Entries from a dataset of interfaces:

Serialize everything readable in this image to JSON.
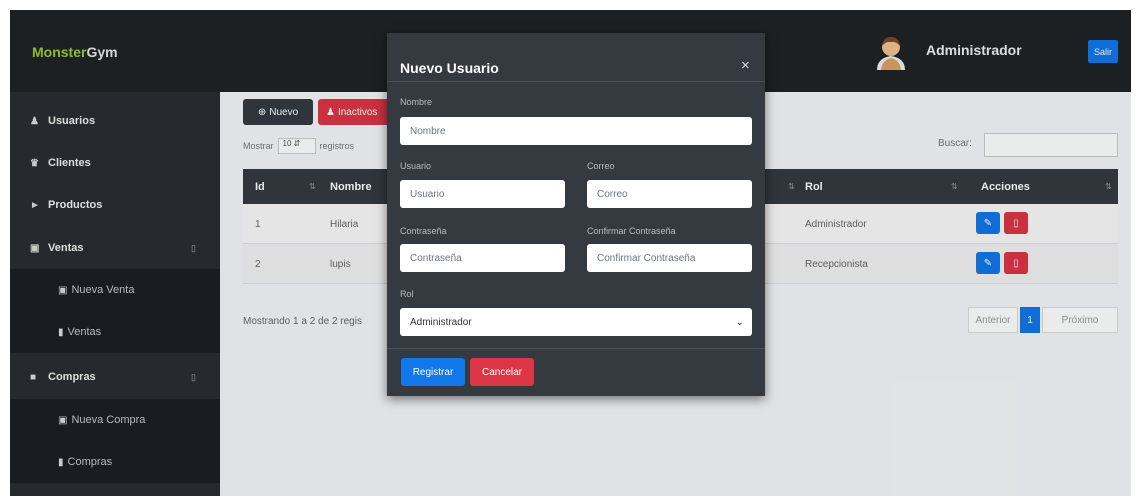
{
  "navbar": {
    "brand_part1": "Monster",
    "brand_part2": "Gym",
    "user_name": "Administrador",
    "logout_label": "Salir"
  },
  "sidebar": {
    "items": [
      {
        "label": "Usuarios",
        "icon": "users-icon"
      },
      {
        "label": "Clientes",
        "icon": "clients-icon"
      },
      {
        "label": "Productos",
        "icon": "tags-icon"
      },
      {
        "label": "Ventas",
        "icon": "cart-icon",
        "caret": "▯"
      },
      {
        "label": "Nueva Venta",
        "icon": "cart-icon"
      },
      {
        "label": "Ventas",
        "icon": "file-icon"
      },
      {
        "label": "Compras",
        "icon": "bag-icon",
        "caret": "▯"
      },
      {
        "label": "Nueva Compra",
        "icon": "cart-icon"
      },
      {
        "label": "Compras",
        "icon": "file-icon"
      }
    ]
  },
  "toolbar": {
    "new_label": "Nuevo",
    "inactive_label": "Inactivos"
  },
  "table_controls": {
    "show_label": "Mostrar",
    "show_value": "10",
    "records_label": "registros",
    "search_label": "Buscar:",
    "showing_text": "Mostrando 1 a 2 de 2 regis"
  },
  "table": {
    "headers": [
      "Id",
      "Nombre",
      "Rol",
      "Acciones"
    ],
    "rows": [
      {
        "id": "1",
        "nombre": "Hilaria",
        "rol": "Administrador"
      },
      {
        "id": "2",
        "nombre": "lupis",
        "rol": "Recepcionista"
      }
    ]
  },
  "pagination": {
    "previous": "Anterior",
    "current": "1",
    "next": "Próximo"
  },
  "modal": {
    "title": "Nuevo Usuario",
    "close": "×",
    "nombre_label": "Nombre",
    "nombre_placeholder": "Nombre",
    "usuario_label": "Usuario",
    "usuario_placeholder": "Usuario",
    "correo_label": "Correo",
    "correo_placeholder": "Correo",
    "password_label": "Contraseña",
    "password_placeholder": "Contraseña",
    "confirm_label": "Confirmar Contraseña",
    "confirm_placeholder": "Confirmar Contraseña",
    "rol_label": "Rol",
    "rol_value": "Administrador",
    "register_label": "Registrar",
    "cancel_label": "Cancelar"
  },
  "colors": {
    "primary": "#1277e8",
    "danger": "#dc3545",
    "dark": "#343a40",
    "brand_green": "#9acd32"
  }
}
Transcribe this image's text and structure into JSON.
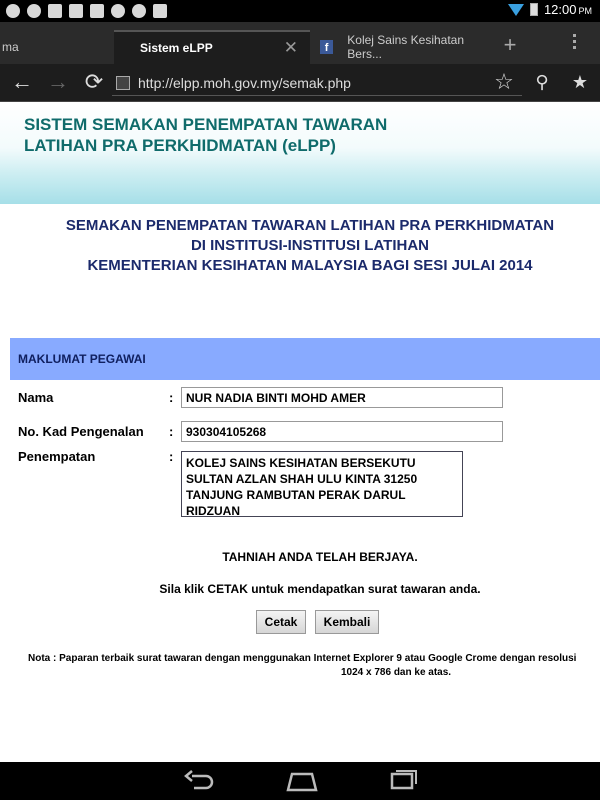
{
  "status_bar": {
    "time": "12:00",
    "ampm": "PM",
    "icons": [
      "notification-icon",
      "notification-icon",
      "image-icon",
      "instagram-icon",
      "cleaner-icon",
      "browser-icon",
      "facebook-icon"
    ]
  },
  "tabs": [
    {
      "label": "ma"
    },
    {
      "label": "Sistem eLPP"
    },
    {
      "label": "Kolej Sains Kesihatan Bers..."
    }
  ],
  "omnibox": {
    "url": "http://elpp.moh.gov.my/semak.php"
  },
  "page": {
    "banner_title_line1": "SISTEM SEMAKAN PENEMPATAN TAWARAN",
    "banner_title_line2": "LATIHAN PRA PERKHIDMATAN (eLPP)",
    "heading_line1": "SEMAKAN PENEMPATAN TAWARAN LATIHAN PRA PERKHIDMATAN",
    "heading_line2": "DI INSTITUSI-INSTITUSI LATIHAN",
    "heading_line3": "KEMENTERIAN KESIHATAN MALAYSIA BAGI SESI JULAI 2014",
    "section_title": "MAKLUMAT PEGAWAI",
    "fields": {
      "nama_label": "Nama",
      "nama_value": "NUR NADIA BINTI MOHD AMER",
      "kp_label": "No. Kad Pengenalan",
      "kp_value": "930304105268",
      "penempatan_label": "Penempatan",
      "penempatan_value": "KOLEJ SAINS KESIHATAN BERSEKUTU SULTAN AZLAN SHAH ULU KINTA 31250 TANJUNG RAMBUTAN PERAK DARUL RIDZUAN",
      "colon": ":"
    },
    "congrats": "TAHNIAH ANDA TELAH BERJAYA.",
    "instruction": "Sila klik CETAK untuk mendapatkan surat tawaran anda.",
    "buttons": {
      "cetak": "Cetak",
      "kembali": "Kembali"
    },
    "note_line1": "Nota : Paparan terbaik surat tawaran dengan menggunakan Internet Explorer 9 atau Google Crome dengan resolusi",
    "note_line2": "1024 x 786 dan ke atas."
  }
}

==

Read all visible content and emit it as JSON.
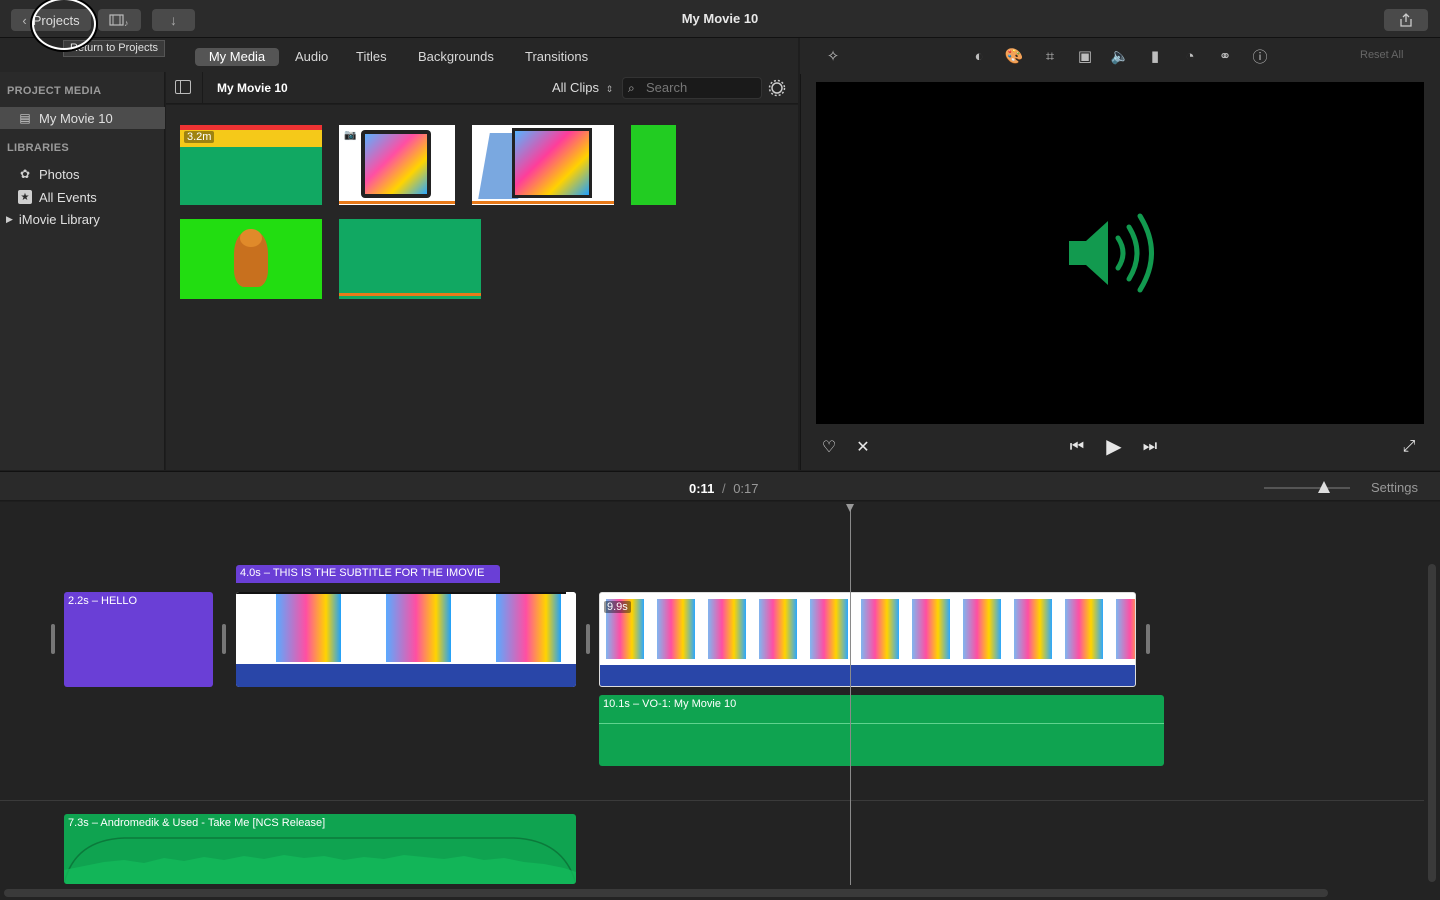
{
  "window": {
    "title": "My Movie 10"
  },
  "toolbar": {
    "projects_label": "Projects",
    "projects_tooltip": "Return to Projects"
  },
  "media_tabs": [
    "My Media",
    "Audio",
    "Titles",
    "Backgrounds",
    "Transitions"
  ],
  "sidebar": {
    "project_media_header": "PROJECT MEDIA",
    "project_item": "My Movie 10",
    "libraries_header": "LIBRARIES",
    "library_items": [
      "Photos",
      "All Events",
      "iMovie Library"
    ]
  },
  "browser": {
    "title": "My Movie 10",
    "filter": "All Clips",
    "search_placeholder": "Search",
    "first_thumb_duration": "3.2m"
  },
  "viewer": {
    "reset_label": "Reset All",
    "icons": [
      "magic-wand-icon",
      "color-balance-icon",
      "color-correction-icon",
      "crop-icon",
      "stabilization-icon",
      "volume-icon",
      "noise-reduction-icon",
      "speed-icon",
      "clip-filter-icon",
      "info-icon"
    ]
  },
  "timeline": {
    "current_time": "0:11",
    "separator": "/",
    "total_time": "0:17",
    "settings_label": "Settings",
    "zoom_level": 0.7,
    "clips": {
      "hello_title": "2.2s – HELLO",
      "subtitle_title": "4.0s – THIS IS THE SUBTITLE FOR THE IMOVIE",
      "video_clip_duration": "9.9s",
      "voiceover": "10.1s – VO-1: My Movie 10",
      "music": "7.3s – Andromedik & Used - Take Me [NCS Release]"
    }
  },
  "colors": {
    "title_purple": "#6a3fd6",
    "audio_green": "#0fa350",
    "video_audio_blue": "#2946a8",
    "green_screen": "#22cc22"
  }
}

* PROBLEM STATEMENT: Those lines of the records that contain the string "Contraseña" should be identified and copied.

* TASK ANSWER:
    "password_label": "Contraseña",
    "password_placeholder": "Contraseña",
    "confirm_label": "Confirmar Contraseña",
    "confirm_placeholder": "Confirmar Contraseña",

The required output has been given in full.